I think we're all a bit like that sometimes.
It is something that I am working on every day in my quest to become a better person and a better mum; and it is certainly something that is crucial when you're a part of our special needs world.
I've learned the hard way that change is inevitable no matter how you fight it and that eventually you have to just bite the bullet and throw yourself in full throttle.
One of my biggest mental battles lately is accepting that I can no longer lift and carry Amy how I have been doing.
I've amazed myself with my own physical strength, but we are all human and I am doing myself some serious harm that in the long run will be debilitating.
Amy's movements are dyskinetic meaning her tone moves up and down, she never stops moving, and her movements can be very unpredictable and sudden.
These sporadic movements can still now catch me off guard and require me to suddenly twist and contort myself to ensure her safety. I'd say I'm pretty good at it but it isn't for the faint hearted.
Her weight itself isn't huge, she's only about 15kg, but she is relatively dead weight (hate that term!) in that she doesn't fully support herself how an able bodied child her size would.
This is one of the things that causes me the most heartache. A trip to the park or a soft-play centre is becoming more and more challenging.
The determined and stubborn part of me wants to plough on and ensure Amy gets to experience these things for as long as she can. But the realist and sensible side of me is screaming out to stop over doing it.
I am looking into some slings that can be held by two people and we will be able to use these on slides and things. I am having to find more inventive ways to help Amy interact with the world.
She is a bit of an adrenaline junkie and loves nothing more than swinging, sliding and being thrown around. I want to be able to do those things for her for as long as she wants me to.
We've had a portable hoist in our house for about 5 months now and up until recently I've looked at it only with disdain.
I don't want to need it. It is big, heavy, clunky... and unfortunately completely necessary.
I've suffered with a sore back now for a couple of years but have managed to stay away from the GP for the duration of this time. Until now.
The twinges and shooting pains become more frequent and eventually I felt as if my entire back was burning.
I kept checking my back in the mirror in sheer disbelief - surely my skin couldn't possibly be this sore without there being any visible evidence?!
I tried to remedy it myself with painkillers and stretches in a feverish attempt to avoid professional medical attention. I was partially concerned I would be told to rest more and not lift which I know is unfeasible.
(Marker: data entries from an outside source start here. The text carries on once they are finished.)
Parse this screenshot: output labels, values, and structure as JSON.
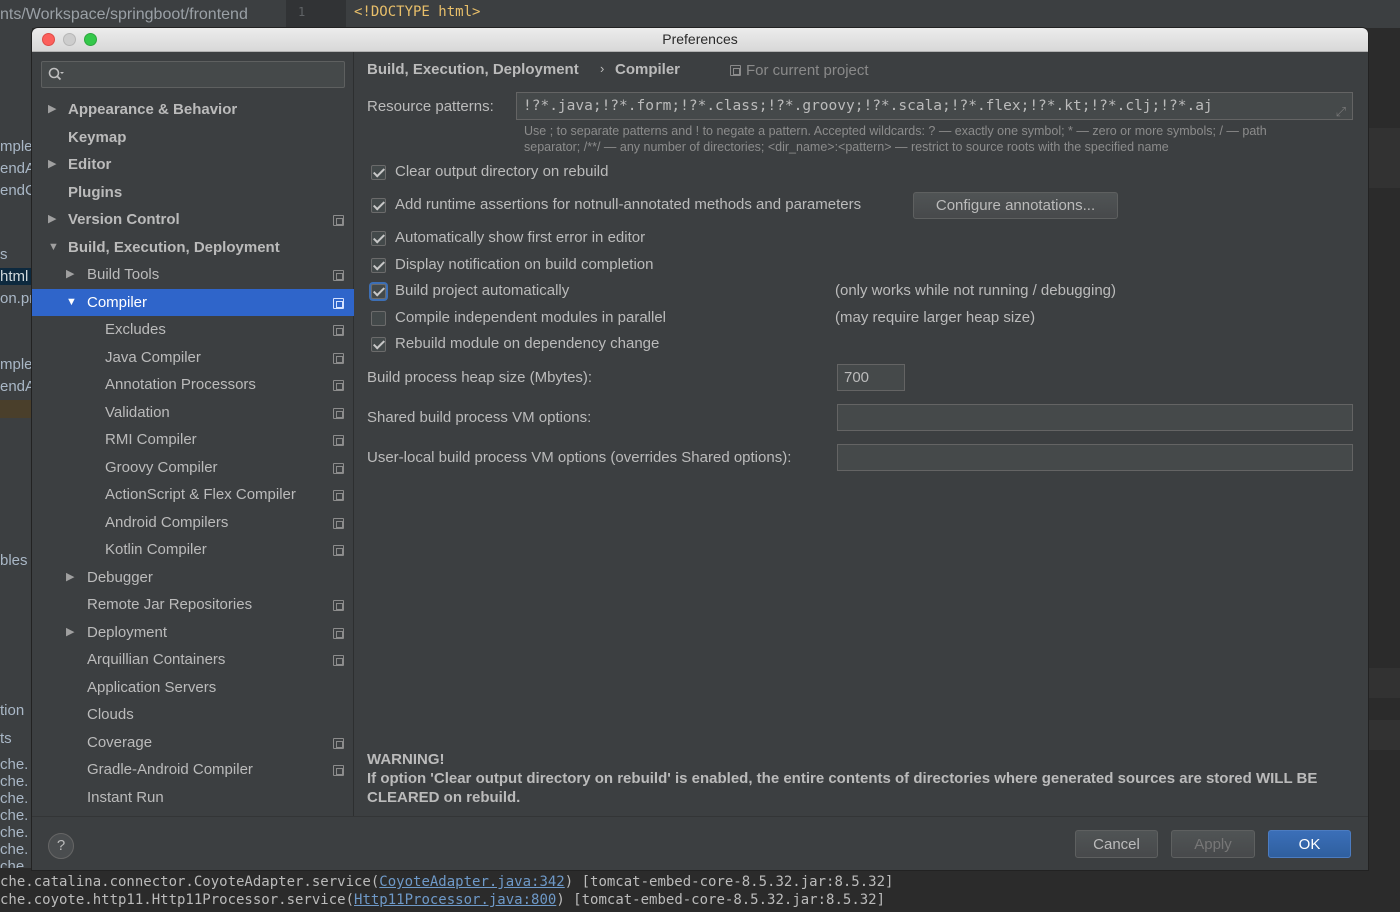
{
  "background": {
    "path": "nts/Workspace/springboot/frontend",
    "line_number": "1",
    "code": "<!DOCTYPE html>",
    "left_fragments": [
      "mple.",
      "endA",
      "endC",
      "s",
      "html",
      "on.pr",
      "mple.",
      "endA",
      "bles",
      "tion",
      "ts",
      "che.",
      "che.",
      "che.",
      "che.",
      "che.",
      "che.",
      "che."
    ],
    "console": [
      {
        "prefix": "che.catalina.connector.CoyoteAdapter.service(",
        "link": "CoyoteAdapter.java:342",
        "suffix": ") [tomcat-embed-core-8.5.32.jar:8.5.32]"
      },
      {
        "prefix": "che.coyote.http11.Http11Processor.service(",
        "link": "Http11Processor.java:800",
        "suffix": ") [tomcat-embed-core-8.5.32.jar:8.5.32]"
      }
    ]
  },
  "dialog": {
    "title": "Preferences",
    "search": {
      "value": "",
      "placeholder": ""
    }
  },
  "sidebar": {
    "items": [
      {
        "label": "Appearance & Behavior",
        "level": 0,
        "bold": true,
        "arrow": "right",
        "project": false
      },
      {
        "label": "Keymap",
        "level": 0,
        "bold": true,
        "arrow": "",
        "project": false
      },
      {
        "label": "Editor",
        "level": 0,
        "bold": true,
        "arrow": "right",
        "project": false
      },
      {
        "label": "Plugins",
        "level": 0,
        "bold": true,
        "arrow": "",
        "project": false
      },
      {
        "label": "Version Control",
        "level": 0,
        "bold": true,
        "arrow": "right",
        "project": true
      },
      {
        "label": "Build, Execution, Deployment",
        "level": 0,
        "bold": true,
        "arrow": "down",
        "project": false
      },
      {
        "label": "Build Tools",
        "level": 1,
        "bold": false,
        "arrow": "right",
        "project": true
      },
      {
        "label": "Compiler",
        "level": 1,
        "bold": false,
        "arrow": "down",
        "project": true,
        "selected": true
      },
      {
        "label": "Excludes",
        "level": 2,
        "bold": false,
        "arrow": "",
        "project": true
      },
      {
        "label": "Java Compiler",
        "level": 2,
        "bold": false,
        "arrow": "",
        "project": true
      },
      {
        "label": "Annotation Processors",
        "level": 2,
        "bold": false,
        "arrow": "",
        "project": true
      },
      {
        "label": "Validation",
        "level": 2,
        "bold": false,
        "arrow": "",
        "project": true
      },
      {
        "label": "RMI Compiler",
        "level": 2,
        "bold": false,
        "arrow": "",
        "project": true
      },
      {
        "label": "Groovy Compiler",
        "level": 2,
        "bold": false,
        "arrow": "",
        "project": true
      },
      {
        "label": "ActionScript & Flex Compiler",
        "level": 2,
        "bold": false,
        "arrow": "",
        "project": true
      },
      {
        "label": "Android Compilers",
        "level": 2,
        "bold": false,
        "arrow": "",
        "project": true
      },
      {
        "label": "Kotlin Compiler",
        "level": 2,
        "bold": false,
        "arrow": "",
        "project": true
      },
      {
        "label": "Debugger",
        "level": 1,
        "bold": false,
        "arrow": "right",
        "project": false
      },
      {
        "label": "Remote Jar Repositories",
        "level": 1,
        "bold": false,
        "arrow": "",
        "project": true
      },
      {
        "label": "Deployment",
        "level": 1,
        "bold": false,
        "arrow": "right",
        "project": true
      },
      {
        "label": "Arquillian Containers",
        "level": 1,
        "bold": false,
        "arrow": "",
        "project": true
      },
      {
        "label": "Application Servers",
        "level": 1,
        "bold": false,
        "arrow": "",
        "project": false
      },
      {
        "label": "Clouds",
        "level": 1,
        "bold": false,
        "arrow": "",
        "project": false
      },
      {
        "label": "Coverage",
        "level": 1,
        "bold": false,
        "arrow": "",
        "project": true
      },
      {
        "label": "Gradle-Android Compiler",
        "level": 1,
        "bold": false,
        "arrow": "",
        "project": true
      },
      {
        "label": "Instant Run",
        "level": 1,
        "bold": false,
        "arrow": "",
        "project": false
      }
    ]
  },
  "main": {
    "breadcrumb_1": "Build, Execution, Deployment",
    "breadcrumb_sep": "›",
    "breadcrumb_2": "Compiler",
    "for_project": "For current project",
    "resource_patterns_label": "Resource patterns:",
    "resource_patterns_value": "!?*.java;!?*.form;!?*.class;!?*.groovy;!?*.scala;!?*.flex;!?*.kt;!?*.clj;!?*.aj",
    "hint_line1": "Use ; to separate patterns and ! to negate a pattern. Accepted wildcards: ? — exactly one symbol; * — zero or more symbols; / — path",
    "hint_line2": "separator; /**/ — any number of directories; <dir_name>:<pattern> — restrict to source roots with the specified name",
    "checkboxes": {
      "clear_output": {
        "label": "Clear output directory on rebuild",
        "checked": true
      },
      "runtime_assertions": {
        "label": "Add runtime assertions for notnull-annotated methods and parameters",
        "checked": true
      },
      "show_first_error": {
        "label": "Automatically show first error in editor",
        "checked": true
      },
      "display_notification": {
        "label": "Display notification on build completion",
        "checked": true
      },
      "build_automatically": {
        "label": "Build project automatically",
        "checked": true,
        "note": "(only works while not running / debugging)"
      },
      "compile_parallel": {
        "label": "Compile independent modules in parallel",
        "checked": false,
        "note": "(may require larger heap size)"
      },
      "rebuild_dependency": {
        "label": "Rebuild module on dependency change",
        "checked": true
      }
    },
    "configure_annotations": "Configure annotations...",
    "heap_label": "Build process heap size (Mbytes):",
    "heap_value": "700",
    "shared_vm_label": "Shared build process VM options:",
    "shared_vm_value": "",
    "user_vm_label": "User-local build process VM options (overrides Shared options):",
    "user_vm_value": "",
    "warning_title": "WARNING!",
    "warning_text": "If option 'Clear output directory on rebuild' is enabled, the entire contents of directories where generated sources are stored WILL BE CLEARED on rebuild."
  },
  "footer": {
    "help": "?",
    "cancel": "Cancel",
    "apply": "Apply",
    "ok": "OK"
  },
  "colors": {
    "accent": "#2f65ca",
    "panel": "#3c3f41",
    "primary_button": "#365880"
  }
}
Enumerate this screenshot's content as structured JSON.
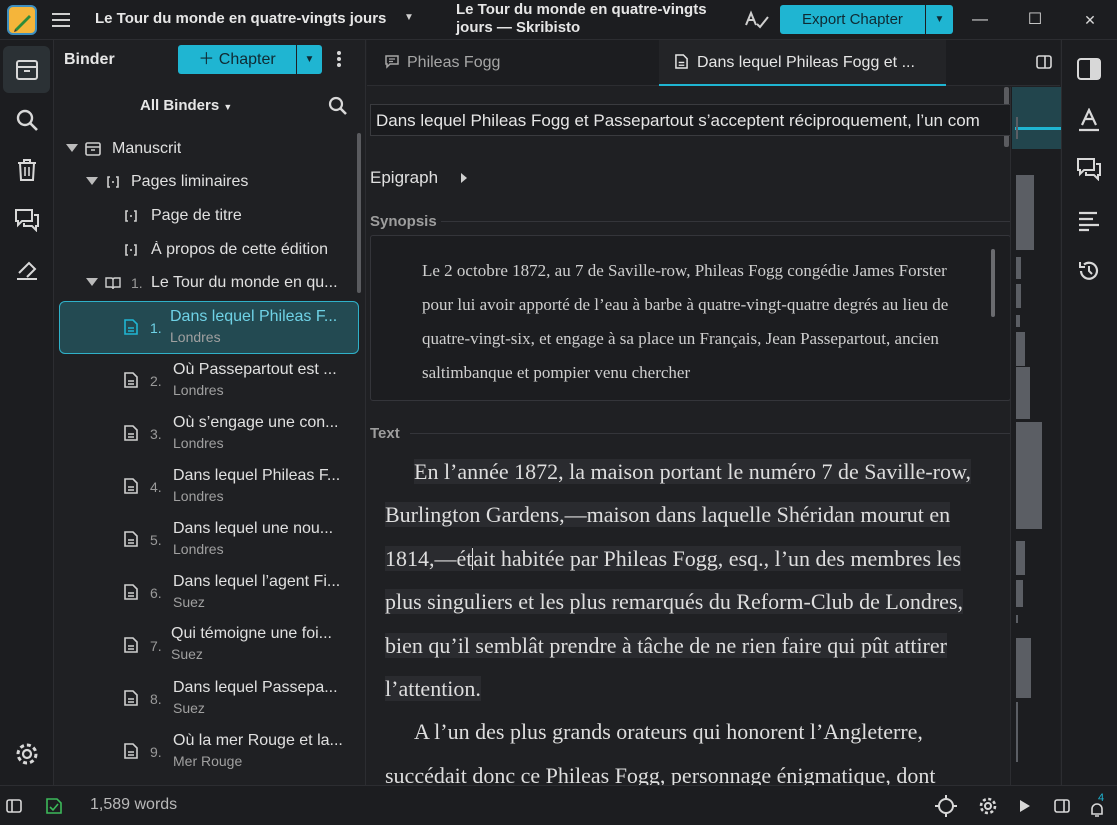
{
  "window": {
    "project_title": "Le Tour du monde en quatre-vingts jours",
    "title": "Le Tour du monde en quatre-vingts jours — Skribisto",
    "export_label": "Export Chapter",
    "controls": {
      "minimize": "—",
      "maximize": "☐",
      "close": "✕"
    }
  },
  "binder": {
    "heading": "Binder",
    "add_label": "Chapter",
    "filter_label": "All Binders",
    "items": [
      {
        "label": "Manuscrit",
        "icon": "archive-icon",
        "number": "",
        "sub": ""
      },
      {
        "label": "Pages liminaires",
        "icon": "section-icon",
        "number": "",
        "sub": ""
      },
      {
        "label": "Page de titre",
        "icon": "section-icon",
        "number": "",
        "sub": ""
      },
      {
        "label": "À propos de cette édition",
        "icon": "section-icon",
        "number": "",
        "sub": ""
      },
      {
        "label": "Le Tour du monde en qu...",
        "icon": "book-icon",
        "number": "1.",
        "sub": ""
      },
      {
        "label": "Dans lequel Phileas F...",
        "icon": "document-icon",
        "number": "1.",
        "sub": "Londres"
      },
      {
        "label": "Où Passepartout est ...",
        "icon": "document-icon",
        "number": "2.",
        "sub": "Londres"
      },
      {
        "label": "Où s’engage une con...",
        "icon": "document-icon",
        "number": "3.",
        "sub": "Londres"
      },
      {
        "label": "Dans lequel Phileas F...",
        "icon": "document-icon",
        "number": "4.",
        "sub": "Londres"
      },
      {
        "label": "Dans lequel une nou...",
        "icon": "document-icon",
        "number": "5.",
        "sub": "Londres"
      },
      {
        "label": "Dans lequel l’agent Fi...",
        "icon": "document-icon",
        "number": "6.",
        "sub": "Suez"
      },
      {
        "label": "Qui témoigne une foi...",
        "icon": "document-icon",
        "number": "7.",
        "sub": "Suez"
      },
      {
        "label": "Dans lequel Passepa...",
        "icon": "document-icon",
        "number": "8.",
        "sub": "Suez"
      },
      {
        "label": "Où la mer Rouge et la...",
        "icon": "document-icon",
        "number": "9.",
        "sub": "Mer Rouge"
      }
    ]
  },
  "tabs": [
    {
      "label": "Phileas Fogg",
      "icon": "comment-icon",
      "active": false
    },
    {
      "label": "Dans lequel Phileas Fogg et ...",
      "icon": "document-icon",
      "active": true
    }
  ],
  "editor": {
    "chapter_title": "Dans lequel Phileas Fogg et Passepartout s’acceptent réciproquement, l’un com",
    "epigraph_label": "Epigraph",
    "synopsis_label": "Synopsis",
    "synopsis_text": "Le 2 octobre 1872, au 7 de Saville-row, Phileas Fogg congédie James Forster pour lui avoir apporté de l’eau à barbe à quatre-vingt-quatre degrés au lieu de quatre-vingt-six, et engage à sa place un Français, Jean Passepartout, ancien saltimbanque et pompier venu chercher",
    "text_label": "Text",
    "paragraph1_before_caret": "En l’année 1872, la maison portant le numéro 7 de Saville-row, Burlington Gardens,—maison dans laquelle Shéridan mourut en 1814,—ét",
    "paragraph1_after_caret": "ait habitée par Phileas Fogg, esq., l’un des membres les plus singuliers et les plus remarqués du Reform-Club de Londres, bien qu’il semblât prendre à tâche de ne rien faire qui pût attirer l’attention.",
    "paragraph2": "A l’un des plus grands orateurs qui honorent l’Angleterre, succédait donc ce Phileas Fogg, personnage énigmatique, dont"
  },
  "status": {
    "word_count": "1,589 words",
    "notifications": "4"
  },
  "colors": {
    "accent": "#1fb5d2",
    "background": "#1f2023",
    "selected_row": "#234a52"
  }
}
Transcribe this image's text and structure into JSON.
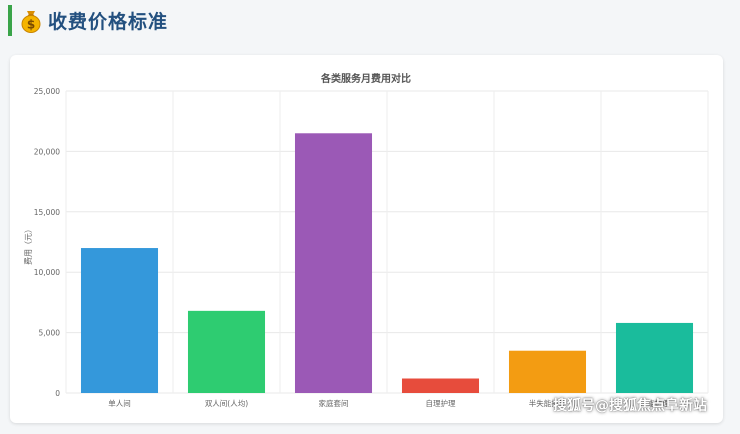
{
  "header": {
    "title": "收费价格标准",
    "icon": "money-bag-icon"
  },
  "watermark": "搜狐号@搜狐焦点阜新站",
  "chart_data": {
    "type": "bar",
    "title": "各类服务月费用对比",
    "xlabel": "",
    "ylabel": "费用（元）",
    "categories": [
      "单人间",
      "双人间(人均)",
      "家庭套间",
      "自理护理",
      "半失能护理",
      "失能护理"
    ],
    "values": [
      12000,
      6800,
      21500,
      1200,
      3500,
      5800
    ],
    "colors": [
      "#3498db",
      "#2ecc71",
      "#9b59b6",
      "#e74c3c",
      "#f39c12",
      "#1abc9c"
    ],
    "ylim": [
      0,
      25000
    ],
    "yticks": [
      0,
      5000,
      10000,
      15000,
      20000,
      25000
    ],
    "ytick_labels": [
      "0",
      "5,000",
      "10,000",
      "15,000",
      "20,000",
      "25,000"
    ],
    "grid": true,
    "legend": "none"
  }
}
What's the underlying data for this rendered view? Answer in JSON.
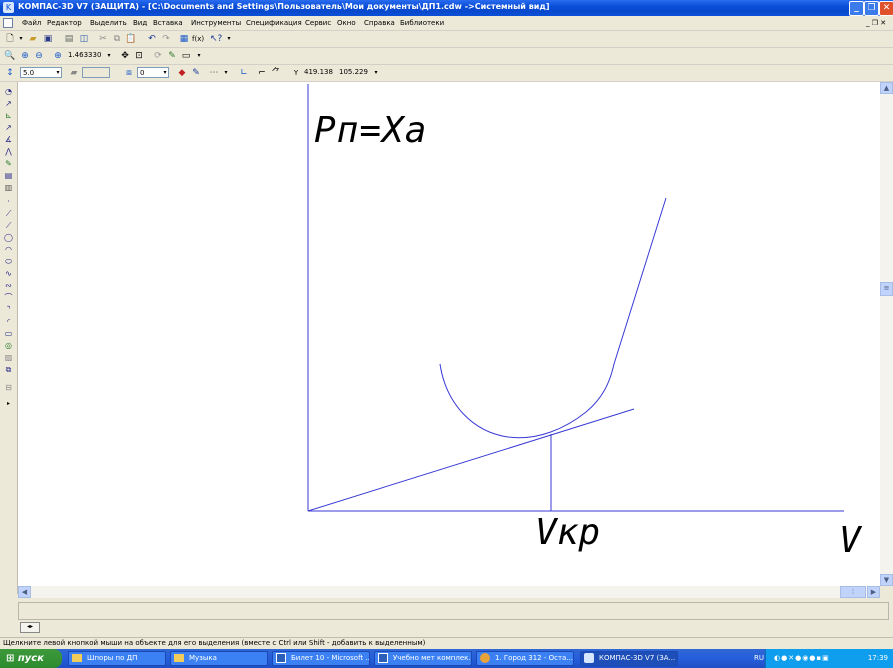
{
  "window": {
    "title": "КОМПАС-3D V7 (ЗАЩИТА) - [C:\\Documents and Settings\\Пользователь\\Мои документы\\ДП1.cdw ->Системный вид]",
    "controls": [
      "_",
      "❐",
      "✕"
    ]
  },
  "menu": {
    "items": [
      "Файл",
      "Редактор",
      "Выделить",
      "Вид",
      "Вставка",
      "Инструменты",
      "Спецификация",
      "Сервис",
      "Окно",
      "Справка",
      "Библиотеки"
    ],
    "doc_controls": "_ ❐ ✕"
  },
  "toolbar2": {
    "zoom_value": "1.463330"
  },
  "toolbar3": {
    "step_value": "5.0",
    "layer_value": "0",
    "coord_label": "Y",
    "coord_x": "419.138",
    "coord_y": "105.229"
  },
  "drawing": {
    "label_y": "Pп=Xa",
    "label_vkp": "Vкр",
    "label_v": "V",
    "line_color": "#3a3ad6"
  },
  "statusbar": {
    "text": "Щелкните левой кнопкой мыши на объекте для его выделения (вместе с Ctrl или Shift - добавить к выделенным)"
  },
  "taskbar": {
    "start_label": "пуск",
    "tasks": [
      {
        "label": "Шпоры по ДП",
        "icon": "folder-icon"
      },
      {
        "label": "Музыка",
        "icon": "folder-icon"
      },
      {
        "label": "Билет 10 - Microsoft ...",
        "icon": "word-icon"
      },
      {
        "label": "Учебно мет комплек...",
        "icon": "word-icon"
      },
      {
        "label": "1. Город 312 - Оста...",
        "icon": "player-icon"
      },
      {
        "label": "КОМПАС-3D V7 (ЗА...",
        "icon": "kompas-icon"
      }
    ],
    "language": "RU",
    "clock": "17:39"
  }
}
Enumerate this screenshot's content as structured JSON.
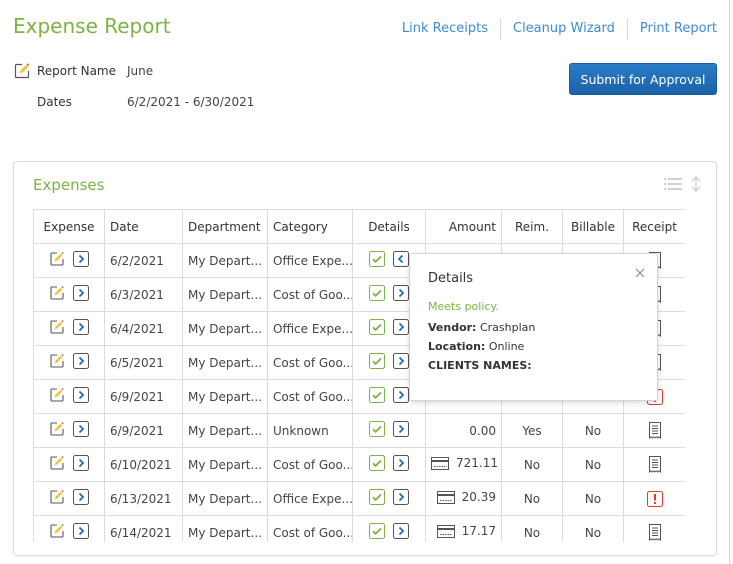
{
  "header": {
    "title": "Expense Report",
    "links": [
      "Link Receipts",
      "Cleanup Wizard",
      "Print Report"
    ],
    "report_name_label": "Report Name",
    "report_name_value": "June",
    "dates_label": "Dates",
    "dates_value": "6/2/2021 - 6/30/2021",
    "submit_label": "Submit for Approval"
  },
  "colors": {
    "accent_green": "#7cb342",
    "link_blue": "#3d8bd4",
    "button_blue": "#1f6db5",
    "alert_red": "#e53935"
  },
  "expenses": {
    "title": "Expenses",
    "columns": [
      "Expense",
      "Date",
      "Department",
      "Category",
      "Details",
      "Amount",
      "Reim.",
      "Billable",
      "Receipt"
    ],
    "rows": [
      {
        "date": "6/2/2021",
        "department": "My Depart...",
        "category": "Office Expe...",
        "details_expanded": true,
        "amount": "",
        "card": false,
        "reim": "",
        "billable": "",
        "receipt": "receipt",
        "flag": false
      },
      {
        "date": "6/3/2021",
        "department": "My Depart...",
        "category": "Cost of Goo...",
        "details_expanded": false,
        "amount": "",
        "card": false,
        "reim": "",
        "billable": "",
        "receipt": "receipt",
        "flag": false
      },
      {
        "date": "6/4/2021",
        "department": "My Depart...",
        "category": "Office Expe...",
        "details_expanded": false,
        "amount": "",
        "card": false,
        "reim": "",
        "billable": "",
        "receipt": "receipt",
        "flag": false
      },
      {
        "date": "6/5/2021",
        "department": "My Depart...",
        "category": "Cost of Goo...",
        "details_expanded": false,
        "amount": "",
        "card": false,
        "reim": "",
        "billable": "",
        "receipt": "receipt",
        "flag": false
      },
      {
        "date": "6/9/2021",
        "department": "My Depart...",
        "category": "Cost of Goo...",
        "details_expanded": false,
        "amount": "",
        "card": false,
        "reim": "",
        "billable": "",
        "receipt": "missing",
        "flag": false
      },
      {
        "date": "6/9/2021",
        "department": "My Depart...",
        "category": "Unknown",
        "details_expanded": false,
        "amount": "0.00",
        "card": false,
        "reim": "Yes",
        "billable": "No",
        "receipt": "receipt",
        "flag": true
      },
      {
        "date": "6/10/2021",
        "department": "My Depart...",
        "category": "Cost of Goo...",
        "details_expanded": false,
        "amount": "721.11",
        "card": true,
        "reim": "No",
        "billable": "No",
        "receipt": "receipt",
        "flag": false
      },
      {
        "date": "6/13/2021",
        "department": "My Depart...",
        "category": "Office Expe...",
        "details_expanded": false,
        "amount": "20.39",
        "card": true,
        "reim": "No",
        "billable": "No",
        "receipt": "missing",
        "flag": false
      },
      {
        "date": "6/14/2021",
        "department": "My Depart...",
        "category": "Cost of Goo...",
        "details_expanded": false,
        "amount": "17.17",
        "card": true,
        "reim": "No",
        "billable": "No",
        "receipt": "receipt",
        "flag": false
      }
    ]
  },
  "popover": {
    "title": "Details",
    "policy": "Meets policy.",
    "vendor_label": "Vendor:",
    "vendor_value": "Crashplan",
    "location_label": "Location:",
    "location_value": "Online",
    "clients_label": "CLIENTS NAMES:",
    "clients_value": ""
  }
}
Making time for a GP appointment is a pain in itself. We spend so much time making and attending appointments for our children that sometimes we overlook and neglect our own needs.
In addition to this - If I'm not attending an appointment for Amy... I hardly want to spend my spare time forging extra appointments.
I remember as a child hearing people say; "At least I have my health" and inside I'd be thinking to myself "what a silly old people thing to say...", but now I'm older (and questionably wiser), I absolutely agree.
Reluctantly, but also desperately, I made my GP appointment. She conducted a thorough examination.
She asked a lot of questions, tested my reflexes, made me perform some leg stretches and movements and even booked me in for a full medical review and did a sneaky flu jab.
Not only did she fully check me over, she enquired about my mental health and all sorts. She didn't fob me off like I feared, she listened and paid attention. I was so grateful.
Her diagnosis? Spinal neuralgia.
It all made perfect sense now. That burning sensation - I wasn't making it up! Nerve damage. My poor spine has been over exerted.
Stronger painkillers were prescribed, exercise sheets were provided, and a physio referral sent.
So now the hoist doesn't seem all too bad. I have since used it four times. It is slowly getting easier.
I am very eager to have tracking put in on the ceiling as it is logistically and physically very awkward trying to manoeuvre both wheelchair and portable hoist on one small floor space.
The lessons here really are simple.
1. Change is inevitable. Sometimes it can be a tough pill to swallow but change can bring good.
For example Amy loves being hoisted. She is such a thrill seeker that she laughs her cheeky little head off every time she swings in the sling. I've already accepted a huge amount of change.
It doesn't get easier, but at least I know to expect it.
2. Your health really is a gift. I wish I took better care of myself, I really do. If I suffer - Amy suffers.
I am no use to her with a broken back. I must get on top of this now and prevent it from getting worse. I know a lot of parents who have endured surgeries and all sorts from lifting and transferring their child.
Even with hoists the physical demand can be huge.
3. Don't assume the doctor won't care or understand! Our NHS is also a true gift.
I am very grateful that our healthcare system enabled me to see a professional on the same day and that I was able to afford and receive medication to help me for my ailment.
The waiting list for physio here is approximately 18 weeks... sure I could complain about that... but maybe by then I'll be better and not need it... or I will gratefully attend and once again enjoy the benefits of our healthcare system.
4. If something isn't right - Address it immediately.
The burning I felt on my back has made me unable to sleep for a few weeks now. The knock on effect of no sleep is horrendous.
I should have gone to the doctor long ago and sought the treatment I so desperately needed.